▸ **EXERCISE OBJECTIVE**: Type each record below again, with the same words.
↓
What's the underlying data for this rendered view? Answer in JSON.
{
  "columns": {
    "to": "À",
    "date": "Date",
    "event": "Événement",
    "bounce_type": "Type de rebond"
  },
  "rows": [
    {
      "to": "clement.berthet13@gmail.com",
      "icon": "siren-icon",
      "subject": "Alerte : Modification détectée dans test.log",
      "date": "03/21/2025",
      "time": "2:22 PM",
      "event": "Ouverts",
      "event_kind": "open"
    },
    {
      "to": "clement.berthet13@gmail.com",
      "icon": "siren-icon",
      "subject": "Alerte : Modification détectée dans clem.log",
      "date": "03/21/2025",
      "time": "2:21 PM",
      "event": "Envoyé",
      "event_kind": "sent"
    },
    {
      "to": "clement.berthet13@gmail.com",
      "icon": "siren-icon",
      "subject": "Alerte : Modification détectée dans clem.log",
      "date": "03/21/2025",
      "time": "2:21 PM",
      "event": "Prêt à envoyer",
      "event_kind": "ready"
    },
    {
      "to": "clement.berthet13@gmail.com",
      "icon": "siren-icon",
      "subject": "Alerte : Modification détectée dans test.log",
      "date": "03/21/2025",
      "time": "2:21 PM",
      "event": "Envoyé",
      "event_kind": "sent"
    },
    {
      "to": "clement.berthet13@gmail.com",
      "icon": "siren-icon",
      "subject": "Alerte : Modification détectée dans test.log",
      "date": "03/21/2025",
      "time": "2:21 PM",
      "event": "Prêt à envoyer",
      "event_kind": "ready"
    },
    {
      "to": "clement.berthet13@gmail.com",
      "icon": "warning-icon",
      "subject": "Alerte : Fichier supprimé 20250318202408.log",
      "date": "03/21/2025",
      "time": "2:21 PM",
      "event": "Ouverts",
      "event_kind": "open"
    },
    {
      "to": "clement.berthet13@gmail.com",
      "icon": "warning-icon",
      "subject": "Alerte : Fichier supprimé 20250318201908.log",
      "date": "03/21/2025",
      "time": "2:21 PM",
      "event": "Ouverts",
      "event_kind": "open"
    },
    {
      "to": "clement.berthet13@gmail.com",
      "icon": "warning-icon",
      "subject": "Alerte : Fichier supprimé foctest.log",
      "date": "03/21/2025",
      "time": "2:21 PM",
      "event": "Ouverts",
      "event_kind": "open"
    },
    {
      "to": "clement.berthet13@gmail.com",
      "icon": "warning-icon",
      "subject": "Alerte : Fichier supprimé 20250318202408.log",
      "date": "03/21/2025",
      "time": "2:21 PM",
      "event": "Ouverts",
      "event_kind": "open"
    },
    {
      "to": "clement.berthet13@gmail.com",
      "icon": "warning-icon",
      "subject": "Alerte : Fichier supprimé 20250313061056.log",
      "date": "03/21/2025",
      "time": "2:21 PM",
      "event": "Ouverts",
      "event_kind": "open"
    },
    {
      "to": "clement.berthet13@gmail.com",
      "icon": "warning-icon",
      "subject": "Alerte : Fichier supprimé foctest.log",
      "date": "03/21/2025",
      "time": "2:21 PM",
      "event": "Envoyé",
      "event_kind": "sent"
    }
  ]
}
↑
▸ **TASK OUTPUT**:
What's the underlying data for this rendered view? Answer in JSON.
{
  "columns": {
    "to": "À",
    "date": "Date",
    "event": "Événement",
    "bounce_type": "Type de rebond"
  },
  "rows": [
    {
      "to": "clement.berthet13@gmail.com",
      "icon": "siren-icon",
      "subject": "Alerte : Modification détectée dans test.log",
      "date": "03/21/2025",
      "time": "2:22 PM",
      "event": "Ouverts",
      "event_kind": "open"
    },
    {
      "to": "clement.berthet13@gmail.com",
      "icon": "siren-icon",
      "subject": "Alerte : Modification détectée dans clem.log",
      "date": "03/21/2025",
      "time": "2:21 PM",
      "event": "Envoyé",
      "event_kind": "sent"
    },
    {
      "to": "clement.berthet13@gmail.com",
      "icon": "siren-icon",
      "subject": "Alerte : Modification détectée dans clem.log",
      "date": "03/21/2025",
      "time": "2:21 PM",
      "event": "Prêt à envoyer",
      "event_kind": "ready"
    },
    {
      "to": "clement.berthet13@gmail.com",
      "icon": "siren-icon",
      "subject": "Alerte : Modification détectée dans test.log",
      "date": "03/21/2025",
      "time": "2:21 PM",
      "event": "Envoyé",
      "event_kind": "sent"
    },
    {
      "to": "clement.berthet13@gmail.com",
      "icon": "siren-icon",
      "subject": "Alerte : Modification détectée dans test.log",
      "date": "03/21/2025",
      "time": "2:21 PM",
      "event": "Prêt à envoyer",
      "event_kind": "ready"
    },
    {
      "to": "clement.berthet13@gmail.com",
      "icon": "warning-icon",
      "subject": "Alerte : Fichier supprimé 20250318202408.log",
      "date": "03/21/2025",
      "time": "2:21 PM",
      "event": "Ouverts",
      "event_kind": "open"
    },
    {
      "to": "clement.berthet13@gmail.com",
      "icon": "warning-icon",
      "subject": "Alerte : Fichier supprimé 20250318201908.log",
      "date": "03/21/2025",
      "time": "2:21 PM",
      "event": "Ouverts",
      "event_kind": "open"
    },
    {
      "to": "clement.berthet13@gmail.com",
      "icon": "warning-icon",
      "subject": "Alerte : Fichier supprimé foctest.log",
      "date": "03/21/2025",
      "time": "2:21 PM",
      "event": "Ouverts",
      "event_kind": "open"
    },
    {
      "to": "clement.berthet13@gmail.com",
      "icon": "warning-icon",
      "subject": "Alerte : Fichier supprimé 20250318202408.log",
      "date": "03/21/2025",
      "time": "2:21 PM",
      "event": "Ouverts",
      "event_kind": "open"
    },
    {
      "to": "clement.berthet13@gmail.com",
      "icon": "warning-icon",
      "subject": "Alerte : Fichier supprimé 20250313061056.log",
      "date": "03/21/2025",
      "time": "2:21 PM",
      "event": "Ouverts",
      "event_kind": "open"
    },
    {
      "to": "clement.berthet13@gmail.com",
      "icon": "warning-icon",
      "subject": "Alerte : Fichier supprimé foctest.log",
      "date": "03/21/2025",
      "time": "2:21 PM",
      "event": "Envoyé",
      "event_kind": "sent"
    }
  ]
}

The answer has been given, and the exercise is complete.